17-03 Targeted Campaign Competition, Loyal Voters, And Supermajorities, Pierre C. Boyer, Kai A. Konrad, Brian Roberson
ESI Working Papers
We consider campaign competition in which candidates compete for votes among a continuum of voters by engaging in persuasive efforts that are targetable. Each individual voter is persuaded by campaign effort and votes for the candidate who targets more persuasive effort to this voter. Each candidate chooses a level of total campaign effort and allocates their effort among the set of voters. We completely characterize equilibrium for the majoritarian objective game and compare that to the vote-share maximizing game. If the candidates are symmetric ex ante, both types of electoral competition dissipate the rents from once in expectation. However, the ...

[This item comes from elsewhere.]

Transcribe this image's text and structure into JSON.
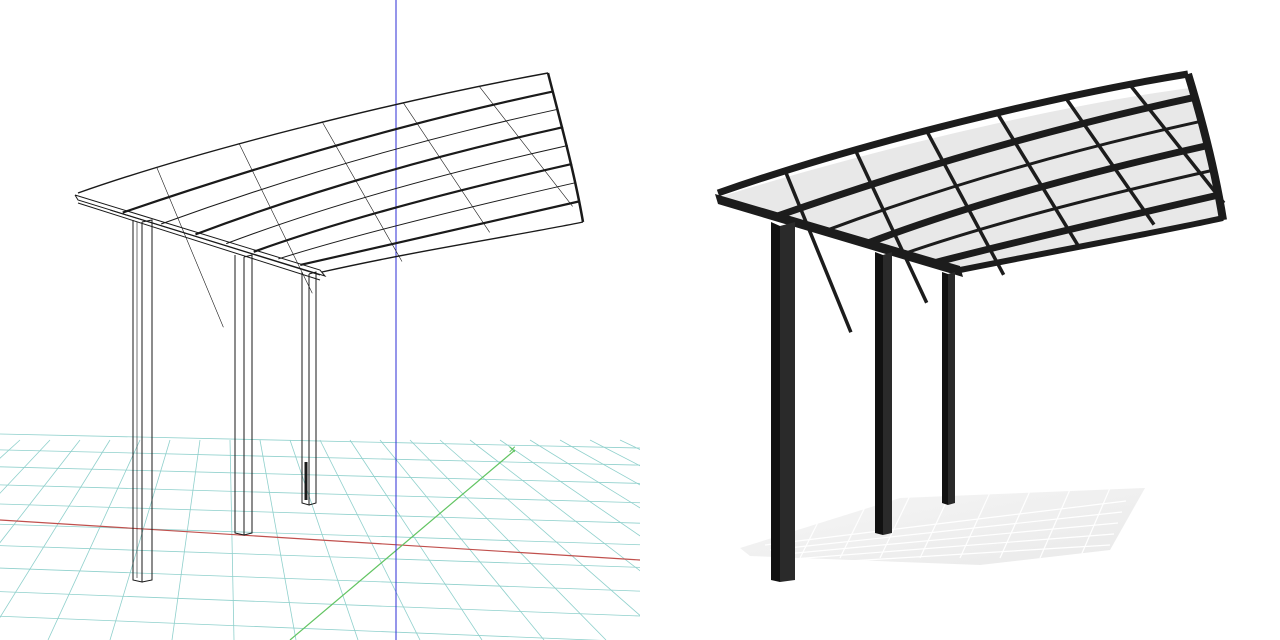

Media Review: Three Books On A New Economics: A German Perspective, 2017 University of Minnesota, Twin Cities
Media Review: Three Books On A New Economics: A German Perspective, Ulrike Brandhorst
Interdisciplinary Journal of Partnership Studies
The first part of this paper presents the ideas of Niko Paech and Christian Felber, two popular exponents of alternative economic models in Germany and Austria. Both authors invoke psychological and behavioral factors, noting that our current economic system is leaving people dependent, unhappy, and dissatisfied, and that this system’s values are contradictory to our constitutional and fundamental values. The book presented in the second part of the paper helps understand this absurdity. It’s Riane Eisler’s The Real Wealth of Nations: Creating a Caring Economics, in which she explains how we can reach an understanding of connections ...
17-02 The Paradox Of Power: Understanding Fiscal Capacity In Imperial China And Absolutist Regimes, 2017 London School of Economics
17-02 The Paradox Of Power: Understanding Fiscal Capacity In Imperial China And Absolutist Regimes, Debin Ma, Jared Rubin
ESI Working Papers
Tax extraction in Qing China was low relative to Western Europe. It is not obvious why: China was much more absolutist and had stronger rights over property and people. Why did the Chinese not convert their absolute power into revenue? We propose a model, supported by historical evidence, which suggests that i) the center could not ask its tax collecting agents to levy high taxes because it would incentivize agents to overtax the peasantry; ii) the center could not pay agents high wages in return for high taxes because the center had no mechanism to commit to refrain from confiscating ...
How To Describe Objects?, 2017 Singapore Management University
How To Describe Objects?, Liu Peng
Research Collection School Of Economics
This paper addresses the problem of randomly allocating n indivisible objects to n agents where each object can be evaluated according to a set of characteristics. The planner chooses a subset of characteristics and a ranking of them. Then she describes each object as a list of values according to the ranking of those chosen characteristics. Being informed of such a description, each agent figures out her preference that is lexicographically separable according to the characteristics chosen and ranked by the planner. Hence a description of the objects induces a collection of admissible preferences. We call a description good if ...
A Case Study In Tipping: An Economic Anomaly, 2017 University of Kansas
A Case Study In Tipping: An Economic Anomaly, Megan Nelson
Crossing Borders: A Multidisciplinary Journal of Undergraduate Scholarship
When dining in a restaurant or having a drink at a bar, do you tip? If yes, what do you base the tip amount on? Is it who you are with? Do men tip more than women? Do you tip less when your actions are masked by a larger group? The answers to these questions are something that economists have struggled to explain. The most difficult question being: Why do people pay an additional amount when they have absolutely no legal obligation to do so? This case study explores the variables that lead to higher or lower tip amounts ...